If there is anything we might learn from these courses, is that language instruction material should have a strong content base, with language lessons contextualized in real-life setting. I have learned most names for fruit and vegetables not from my courses, but from going shopping to H-Mart and cooking with Korean food. I have learned how to chat and text in Korean by downloading KakaoTalk and asking my friends to text me in Korean. I have learned about the history and culture of Korea by sitting and talking with my friends about their life until the early hours of the morning. If sounds and syllables and grammar is the body of language, then culture is its soul.
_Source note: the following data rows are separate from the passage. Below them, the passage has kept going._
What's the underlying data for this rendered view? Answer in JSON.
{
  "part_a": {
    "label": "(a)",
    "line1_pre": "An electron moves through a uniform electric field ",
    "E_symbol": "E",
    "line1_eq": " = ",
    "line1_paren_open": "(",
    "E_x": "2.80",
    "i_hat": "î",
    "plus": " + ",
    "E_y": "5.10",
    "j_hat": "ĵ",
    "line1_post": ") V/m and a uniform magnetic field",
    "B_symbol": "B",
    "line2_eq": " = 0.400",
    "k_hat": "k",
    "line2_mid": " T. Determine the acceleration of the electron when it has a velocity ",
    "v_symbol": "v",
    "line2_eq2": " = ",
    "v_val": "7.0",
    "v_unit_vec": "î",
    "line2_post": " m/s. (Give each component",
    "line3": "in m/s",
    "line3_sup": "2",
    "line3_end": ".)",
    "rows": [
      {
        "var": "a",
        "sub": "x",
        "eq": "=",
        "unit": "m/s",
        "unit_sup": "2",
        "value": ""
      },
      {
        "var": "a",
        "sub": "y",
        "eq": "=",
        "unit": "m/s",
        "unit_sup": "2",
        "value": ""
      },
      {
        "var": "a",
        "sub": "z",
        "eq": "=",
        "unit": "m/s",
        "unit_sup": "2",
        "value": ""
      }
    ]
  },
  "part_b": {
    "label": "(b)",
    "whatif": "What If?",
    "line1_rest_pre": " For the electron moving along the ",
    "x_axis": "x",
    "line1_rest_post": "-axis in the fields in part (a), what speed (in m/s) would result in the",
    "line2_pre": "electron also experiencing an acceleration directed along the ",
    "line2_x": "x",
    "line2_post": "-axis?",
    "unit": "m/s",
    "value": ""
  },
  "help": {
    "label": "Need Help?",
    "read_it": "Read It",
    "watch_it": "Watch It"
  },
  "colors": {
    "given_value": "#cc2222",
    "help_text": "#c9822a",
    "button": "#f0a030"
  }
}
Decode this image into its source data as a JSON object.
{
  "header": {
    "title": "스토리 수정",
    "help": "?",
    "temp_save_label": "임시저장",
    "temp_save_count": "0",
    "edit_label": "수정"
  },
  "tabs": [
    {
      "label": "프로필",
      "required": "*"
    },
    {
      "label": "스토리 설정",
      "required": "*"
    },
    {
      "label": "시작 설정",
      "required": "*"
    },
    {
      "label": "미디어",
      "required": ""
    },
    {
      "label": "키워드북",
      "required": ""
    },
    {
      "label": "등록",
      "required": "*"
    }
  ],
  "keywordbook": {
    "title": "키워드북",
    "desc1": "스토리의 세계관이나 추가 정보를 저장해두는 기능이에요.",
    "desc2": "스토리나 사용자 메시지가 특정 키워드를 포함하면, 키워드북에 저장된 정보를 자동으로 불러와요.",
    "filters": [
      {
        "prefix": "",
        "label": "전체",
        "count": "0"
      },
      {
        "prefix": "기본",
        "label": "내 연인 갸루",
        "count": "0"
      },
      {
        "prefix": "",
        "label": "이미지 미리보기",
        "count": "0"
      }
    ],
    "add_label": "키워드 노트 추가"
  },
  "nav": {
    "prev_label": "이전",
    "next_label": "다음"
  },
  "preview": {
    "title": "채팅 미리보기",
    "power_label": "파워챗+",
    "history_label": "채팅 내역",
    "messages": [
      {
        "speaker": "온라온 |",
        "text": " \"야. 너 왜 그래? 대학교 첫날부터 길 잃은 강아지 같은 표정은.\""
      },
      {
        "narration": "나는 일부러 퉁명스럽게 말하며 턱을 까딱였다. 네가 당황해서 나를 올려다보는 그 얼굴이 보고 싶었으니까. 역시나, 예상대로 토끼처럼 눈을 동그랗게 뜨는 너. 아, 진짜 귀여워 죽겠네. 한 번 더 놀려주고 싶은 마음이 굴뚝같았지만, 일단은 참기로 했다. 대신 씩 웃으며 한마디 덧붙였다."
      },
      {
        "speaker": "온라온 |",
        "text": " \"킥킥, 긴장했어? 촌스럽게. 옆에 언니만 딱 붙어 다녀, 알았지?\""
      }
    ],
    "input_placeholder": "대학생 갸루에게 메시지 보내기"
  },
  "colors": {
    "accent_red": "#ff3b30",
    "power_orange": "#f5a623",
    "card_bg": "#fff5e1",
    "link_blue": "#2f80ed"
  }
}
And most of the material I encountered in my attempts to teach myself Korean in Bosnia was just an empty vessel.
I am aware that it is difficult, if not impossible, to replicate this real-life learning in a language classroom or via textbooks, but there are still ways to bring the experience as close to the learner as possible. It was decades ago that John Dewey proposed the experiential theory of learning, where one learns through doing. Korean language teaching materials must attempt to embody this theoretical approach, and step away from purely prescriptive language learning. There is absolutely no reason why a page in the textbook should not ask the learner to try and make a simple Korean dish, or to text a friend in Korean, or to watch a historical movie or show. I see in Korean language instruction material the same issues I had with English teaching material – a lack of connection to the reality of the language. However, unlike English which at this point has had too many parties involved to ever be able to produce a single functional teaching approach, KLT still has the opportunity to evolve and lead us into the next generation of innovation. After all, isn’t that what the Republic of Korea continuously does?
As of now, I am still in search for viable teaching and learning material here in Bosnia and Herzegovina. I am hoping that with this essay I attract the attention of the Center for International Affairs, and show them that there are plenty of parties interested in learning Korean around the world, even in such small Balkan countries as mine. The community in my country is only beginning to see the steady rise of South Korea to the top, but there is still a long way to go. I will personally work on promoting the Korean language as a linguist in my country, as I believe that that is one of the best ways of introducing a new culture into a community – by finding a local ambassador. As William J. Fulbright once said, “education can turn nations into people”. I just hope that no one asks me to speak jondaemal to them any time soon.
(Country of Activity : Bosnia and Herzegovinia)